• [Problem]:
Take each line of the records below that contains the string "Odeslané" and copy it.
┄┄┄┄┄┄┄┄┄┄
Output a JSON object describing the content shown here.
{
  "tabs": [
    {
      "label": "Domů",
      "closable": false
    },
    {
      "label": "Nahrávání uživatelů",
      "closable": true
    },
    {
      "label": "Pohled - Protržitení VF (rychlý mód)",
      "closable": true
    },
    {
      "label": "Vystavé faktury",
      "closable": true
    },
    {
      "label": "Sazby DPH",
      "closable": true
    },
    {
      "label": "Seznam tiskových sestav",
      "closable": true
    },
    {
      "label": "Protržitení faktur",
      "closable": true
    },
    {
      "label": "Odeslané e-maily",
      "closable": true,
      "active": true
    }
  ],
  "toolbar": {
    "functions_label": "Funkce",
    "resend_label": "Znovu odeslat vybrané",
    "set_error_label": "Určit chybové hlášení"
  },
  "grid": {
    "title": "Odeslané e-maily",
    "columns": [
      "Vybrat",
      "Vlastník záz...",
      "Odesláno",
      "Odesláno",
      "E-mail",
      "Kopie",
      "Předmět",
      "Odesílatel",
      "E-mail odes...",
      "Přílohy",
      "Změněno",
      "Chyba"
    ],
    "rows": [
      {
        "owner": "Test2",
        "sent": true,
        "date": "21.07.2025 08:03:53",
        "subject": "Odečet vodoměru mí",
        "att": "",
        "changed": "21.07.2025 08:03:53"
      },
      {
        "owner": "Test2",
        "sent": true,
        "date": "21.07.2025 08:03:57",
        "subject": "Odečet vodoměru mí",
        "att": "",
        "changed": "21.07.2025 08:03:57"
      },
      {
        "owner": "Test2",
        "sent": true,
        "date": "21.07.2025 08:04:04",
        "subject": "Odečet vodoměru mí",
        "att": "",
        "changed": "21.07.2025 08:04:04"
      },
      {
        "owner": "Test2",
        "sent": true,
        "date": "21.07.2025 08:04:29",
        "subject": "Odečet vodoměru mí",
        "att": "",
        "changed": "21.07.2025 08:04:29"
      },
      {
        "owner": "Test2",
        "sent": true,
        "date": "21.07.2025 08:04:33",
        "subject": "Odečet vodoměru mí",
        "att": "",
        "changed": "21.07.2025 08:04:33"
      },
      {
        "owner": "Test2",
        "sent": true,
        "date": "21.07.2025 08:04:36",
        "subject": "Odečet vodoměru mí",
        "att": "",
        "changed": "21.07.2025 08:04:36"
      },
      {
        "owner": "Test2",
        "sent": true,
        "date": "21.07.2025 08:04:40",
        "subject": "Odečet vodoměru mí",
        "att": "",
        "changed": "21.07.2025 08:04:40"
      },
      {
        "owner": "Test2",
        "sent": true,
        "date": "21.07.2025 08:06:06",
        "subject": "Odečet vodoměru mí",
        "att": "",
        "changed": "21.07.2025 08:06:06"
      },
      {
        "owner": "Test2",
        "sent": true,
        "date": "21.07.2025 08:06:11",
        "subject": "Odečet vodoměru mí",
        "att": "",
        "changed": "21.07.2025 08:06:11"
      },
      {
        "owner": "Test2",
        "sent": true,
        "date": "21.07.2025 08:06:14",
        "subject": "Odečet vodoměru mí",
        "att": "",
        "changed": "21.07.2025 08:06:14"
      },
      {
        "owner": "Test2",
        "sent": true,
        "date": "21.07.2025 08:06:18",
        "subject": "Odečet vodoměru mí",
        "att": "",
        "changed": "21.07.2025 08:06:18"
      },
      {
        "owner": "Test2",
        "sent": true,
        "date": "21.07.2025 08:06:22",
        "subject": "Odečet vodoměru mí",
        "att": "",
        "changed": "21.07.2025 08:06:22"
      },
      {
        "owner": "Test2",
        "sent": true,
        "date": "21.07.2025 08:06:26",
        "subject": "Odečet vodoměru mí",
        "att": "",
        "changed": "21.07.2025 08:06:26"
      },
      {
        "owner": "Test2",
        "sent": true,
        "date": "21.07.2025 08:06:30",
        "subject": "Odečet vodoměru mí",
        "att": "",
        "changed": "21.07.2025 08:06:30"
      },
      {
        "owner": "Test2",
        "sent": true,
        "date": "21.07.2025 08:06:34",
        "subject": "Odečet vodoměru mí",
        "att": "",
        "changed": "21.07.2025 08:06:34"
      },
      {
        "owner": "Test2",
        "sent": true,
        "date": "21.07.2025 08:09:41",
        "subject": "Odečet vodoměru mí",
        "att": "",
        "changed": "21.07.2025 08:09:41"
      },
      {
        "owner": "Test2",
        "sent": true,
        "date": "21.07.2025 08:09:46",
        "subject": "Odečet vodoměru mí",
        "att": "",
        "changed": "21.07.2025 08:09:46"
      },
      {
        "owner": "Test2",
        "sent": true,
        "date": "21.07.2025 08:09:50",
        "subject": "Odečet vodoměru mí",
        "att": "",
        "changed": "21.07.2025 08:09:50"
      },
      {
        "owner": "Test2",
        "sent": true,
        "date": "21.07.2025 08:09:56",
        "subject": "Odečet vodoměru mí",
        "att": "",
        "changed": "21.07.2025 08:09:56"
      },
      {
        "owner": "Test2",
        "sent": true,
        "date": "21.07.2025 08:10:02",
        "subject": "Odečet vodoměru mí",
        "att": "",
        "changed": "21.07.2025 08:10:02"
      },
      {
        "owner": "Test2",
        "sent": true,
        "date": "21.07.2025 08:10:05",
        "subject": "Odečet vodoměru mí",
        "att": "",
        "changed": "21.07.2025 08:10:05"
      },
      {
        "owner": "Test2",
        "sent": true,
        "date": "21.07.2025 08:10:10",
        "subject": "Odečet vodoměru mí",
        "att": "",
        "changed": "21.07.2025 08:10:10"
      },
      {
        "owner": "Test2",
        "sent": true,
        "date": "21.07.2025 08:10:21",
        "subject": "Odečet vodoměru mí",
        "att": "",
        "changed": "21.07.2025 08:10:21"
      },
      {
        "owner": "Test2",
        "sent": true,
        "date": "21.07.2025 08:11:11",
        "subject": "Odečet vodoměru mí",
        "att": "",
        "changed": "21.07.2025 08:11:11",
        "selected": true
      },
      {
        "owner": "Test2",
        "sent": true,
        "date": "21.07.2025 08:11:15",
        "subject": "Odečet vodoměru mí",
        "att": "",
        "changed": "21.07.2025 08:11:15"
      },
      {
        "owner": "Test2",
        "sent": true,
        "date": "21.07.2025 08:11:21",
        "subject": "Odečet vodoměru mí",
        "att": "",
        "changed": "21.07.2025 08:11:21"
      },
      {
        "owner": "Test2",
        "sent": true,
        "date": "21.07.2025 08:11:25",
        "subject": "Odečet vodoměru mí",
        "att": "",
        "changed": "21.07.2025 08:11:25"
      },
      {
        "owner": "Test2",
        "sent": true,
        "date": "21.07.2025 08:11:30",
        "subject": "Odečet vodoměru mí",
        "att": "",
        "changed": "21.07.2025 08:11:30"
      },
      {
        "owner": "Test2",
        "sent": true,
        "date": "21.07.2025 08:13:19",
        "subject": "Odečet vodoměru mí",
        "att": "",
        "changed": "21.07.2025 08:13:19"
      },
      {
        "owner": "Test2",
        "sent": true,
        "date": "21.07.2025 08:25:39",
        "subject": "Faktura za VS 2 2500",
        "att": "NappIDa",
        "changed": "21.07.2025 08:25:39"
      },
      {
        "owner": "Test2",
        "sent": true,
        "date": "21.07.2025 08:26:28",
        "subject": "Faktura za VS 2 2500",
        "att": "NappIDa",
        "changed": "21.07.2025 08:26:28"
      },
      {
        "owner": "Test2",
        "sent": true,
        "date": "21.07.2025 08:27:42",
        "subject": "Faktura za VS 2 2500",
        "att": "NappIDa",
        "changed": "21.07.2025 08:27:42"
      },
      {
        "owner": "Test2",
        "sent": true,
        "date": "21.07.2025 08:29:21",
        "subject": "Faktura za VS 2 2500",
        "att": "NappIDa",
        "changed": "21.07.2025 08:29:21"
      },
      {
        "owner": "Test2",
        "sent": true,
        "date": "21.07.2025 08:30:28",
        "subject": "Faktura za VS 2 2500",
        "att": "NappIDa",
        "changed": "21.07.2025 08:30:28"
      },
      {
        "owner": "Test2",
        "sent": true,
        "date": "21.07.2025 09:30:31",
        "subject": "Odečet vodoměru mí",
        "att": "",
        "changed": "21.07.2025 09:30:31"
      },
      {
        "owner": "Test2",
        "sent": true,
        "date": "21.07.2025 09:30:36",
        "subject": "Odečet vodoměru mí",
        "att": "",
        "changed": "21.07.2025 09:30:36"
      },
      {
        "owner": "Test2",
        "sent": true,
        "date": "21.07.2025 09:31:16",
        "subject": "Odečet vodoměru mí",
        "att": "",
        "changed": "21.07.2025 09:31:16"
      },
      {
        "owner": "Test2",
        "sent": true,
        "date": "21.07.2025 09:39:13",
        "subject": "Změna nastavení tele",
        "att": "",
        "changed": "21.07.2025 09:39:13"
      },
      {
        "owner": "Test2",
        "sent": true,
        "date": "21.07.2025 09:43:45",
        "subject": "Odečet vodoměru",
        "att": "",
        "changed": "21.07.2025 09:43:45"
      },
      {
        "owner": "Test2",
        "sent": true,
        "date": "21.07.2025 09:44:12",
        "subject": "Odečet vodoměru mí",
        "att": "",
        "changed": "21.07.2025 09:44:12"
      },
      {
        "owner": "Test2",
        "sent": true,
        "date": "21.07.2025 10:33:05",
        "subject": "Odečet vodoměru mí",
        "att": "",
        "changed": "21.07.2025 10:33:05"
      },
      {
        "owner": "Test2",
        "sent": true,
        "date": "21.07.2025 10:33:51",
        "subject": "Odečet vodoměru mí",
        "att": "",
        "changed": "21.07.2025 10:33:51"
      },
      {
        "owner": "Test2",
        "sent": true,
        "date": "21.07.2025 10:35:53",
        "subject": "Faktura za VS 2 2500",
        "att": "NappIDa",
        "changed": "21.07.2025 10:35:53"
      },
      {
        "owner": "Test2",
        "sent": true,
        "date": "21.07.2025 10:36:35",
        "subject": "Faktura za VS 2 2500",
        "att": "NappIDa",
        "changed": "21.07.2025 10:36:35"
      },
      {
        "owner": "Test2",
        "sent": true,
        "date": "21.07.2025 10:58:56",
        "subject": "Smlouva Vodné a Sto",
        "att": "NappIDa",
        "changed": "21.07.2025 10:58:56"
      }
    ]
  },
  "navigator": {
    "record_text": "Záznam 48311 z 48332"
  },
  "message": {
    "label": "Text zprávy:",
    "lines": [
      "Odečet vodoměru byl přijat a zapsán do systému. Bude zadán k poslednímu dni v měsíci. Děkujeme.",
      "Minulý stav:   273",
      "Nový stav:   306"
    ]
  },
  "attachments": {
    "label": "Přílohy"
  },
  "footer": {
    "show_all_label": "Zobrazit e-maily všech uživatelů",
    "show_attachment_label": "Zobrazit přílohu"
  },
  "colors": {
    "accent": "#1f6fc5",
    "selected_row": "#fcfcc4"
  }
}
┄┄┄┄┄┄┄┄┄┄
• [Solution to the problem]:
      "label": "Odeslané e-maily",
    "title": "Odeslané e-maily",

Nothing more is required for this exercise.